12. A tubing connection improvement to inhibit failures such as those arising from seal distortion due to permeation in a downhole environments of pressurized gases into internal seals within couplings, in a tubing system in which pin ends of tubing lengths are threaded into opposite ends of couplers, the improvement comprising:

a first circumferential seal of synthetic resin element disposed within a generally central region of the coupler and exposed to internal pressurized gases passing within the tubing system between the inserted pin ends of opposed tubular elements, the first seal element including a gas collection volume in its outer surface facing the encompassing coupler, and at least one radial port extending between the opposite circumferential faces of the first seal element, intermediate the positions of opposed inserted pin ends, and
a second seal element of annular configuration disposed in engagement with the interior of the first seal element and formed of a high modulus, less permeable synthetic resin material than the first seal element, and enclosing the at least one radial port at its internal terminus.

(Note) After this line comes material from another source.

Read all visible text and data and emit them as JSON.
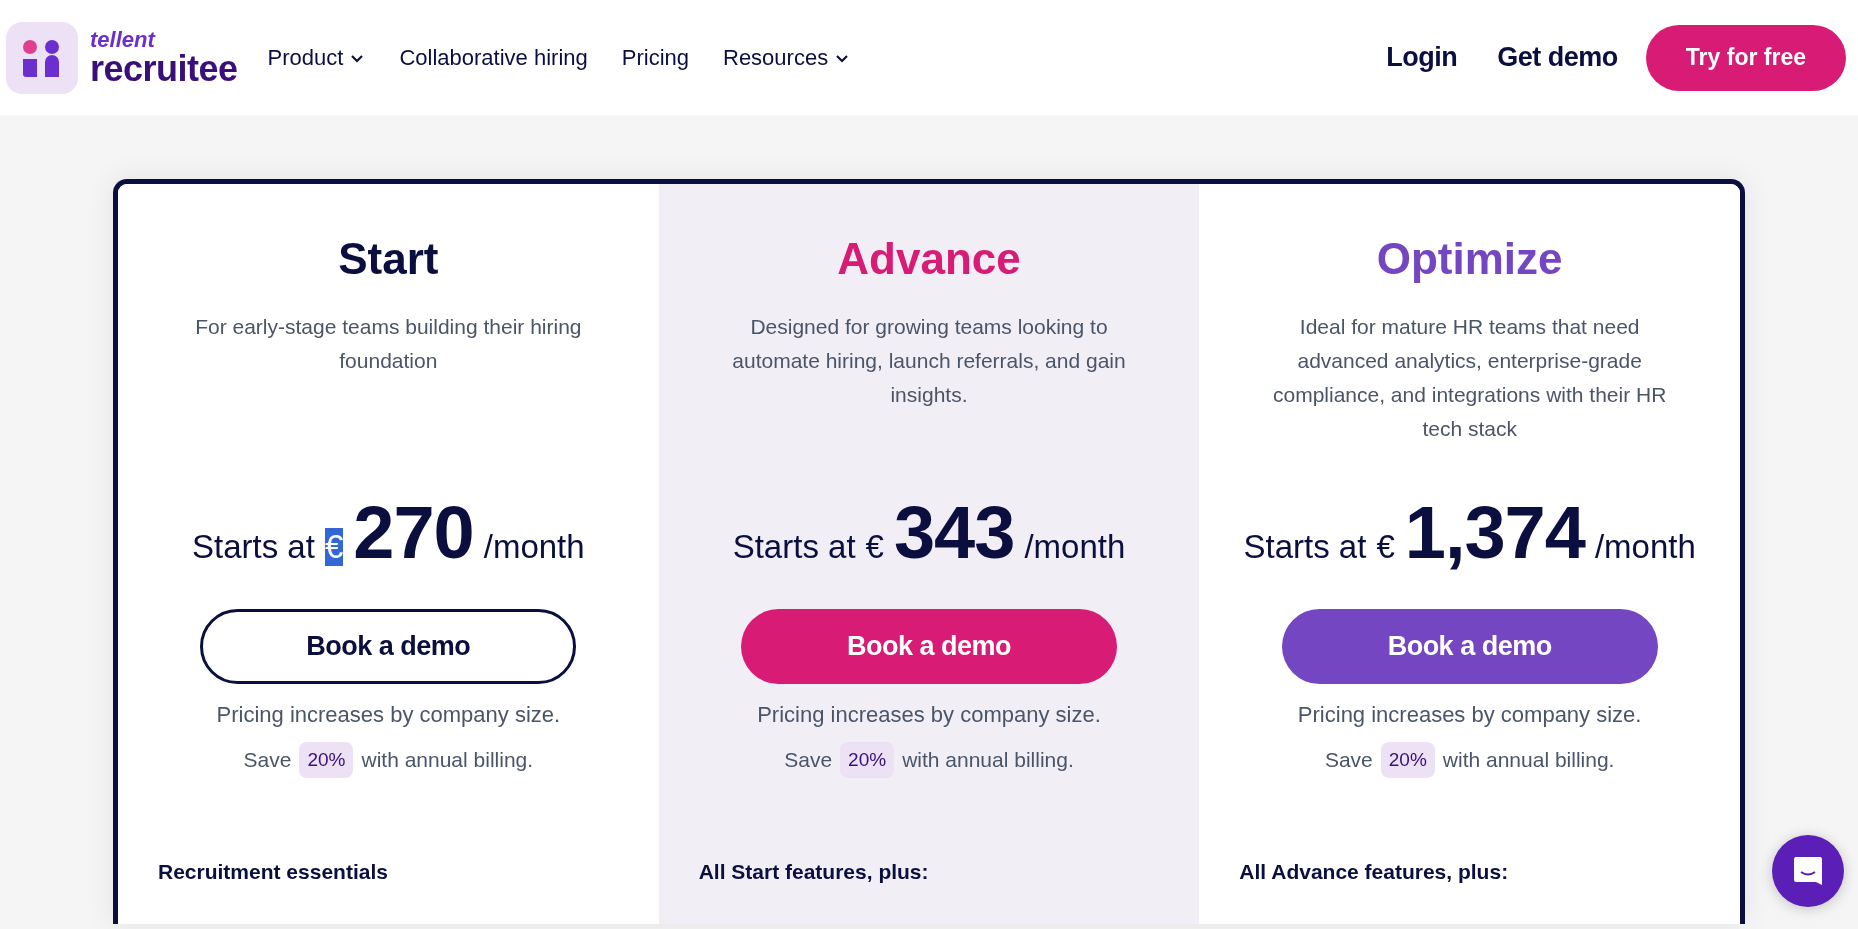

13. A tubing connection improvement as set forth in claim 12 above, wherein the first seal element includes an interior shoulder disposed in an intermediate region of the first seal element, and an adjacent uniform diameter seating surface engaging the second seal element and including the at least one radial port therein.

14. A tubing connection improvement as set forth in claim 13 above, wherein the first seal elements includes longitudinal terminating ends which have different lengths and taper angles, with the end on the mill end pipe side being shorter and of greater taper angle than those on the field end pipe side, wherein the gas collection volume comprises a circumferential groove in an intermediate region of the first seal element, and wherein the exterior circumference of the first seal element includes at least one circumferential positioning ridge for engaging a mating surface in the coupling wall.

15. A method of inhibiting distortion of a synthetic resin seal element because of exposure to interior pressurized gases in a seal within a coupler joining two spaced apart pipe ends in oil and gas production tubing, the method comprising the steps of:

providing an interior gas collection volume between the interior surface of a coupler and the exterior surface of the seal element disposed within the coupler between two spaced apart pin ends, for receiving permeating gases impregnating through the synthetic resin, and
providing a gas release path through the seal from the gas collection volume such that gas collected by permeation into the gas collection volume is released through said gas release path into the interior of the coupling system when internal pressure is reduced.

16. A method as set forth in claim 15 above, further including the step of restraining the body of the seal element from substantial deformation due to interior permeation of gases during oil and gas production operations such that the gas collection volume and gas release path remain substantially open.

Patent History
Publication number: 20110203790
Type: Application
Filed: Feb 25, 2010
Publication Date: Aug 25, 2011
Patent Grant number: 8251139
Inventor: Kenneth J. Carstensen (Houston, TX)
Application Number: 12/712,726
Current U.S. Class: Downhole Coupling Or Connector (166/242.6); Sleeve (285/369); For Below Ground Apparatus (277/336); Pipe, Conduit, Or Cable (277/314)
International Classification: E21B 17/04 (20060101); F16L 17/00 (20060101); E21B 33/10 (20060101); F16L 21/02 (20060101);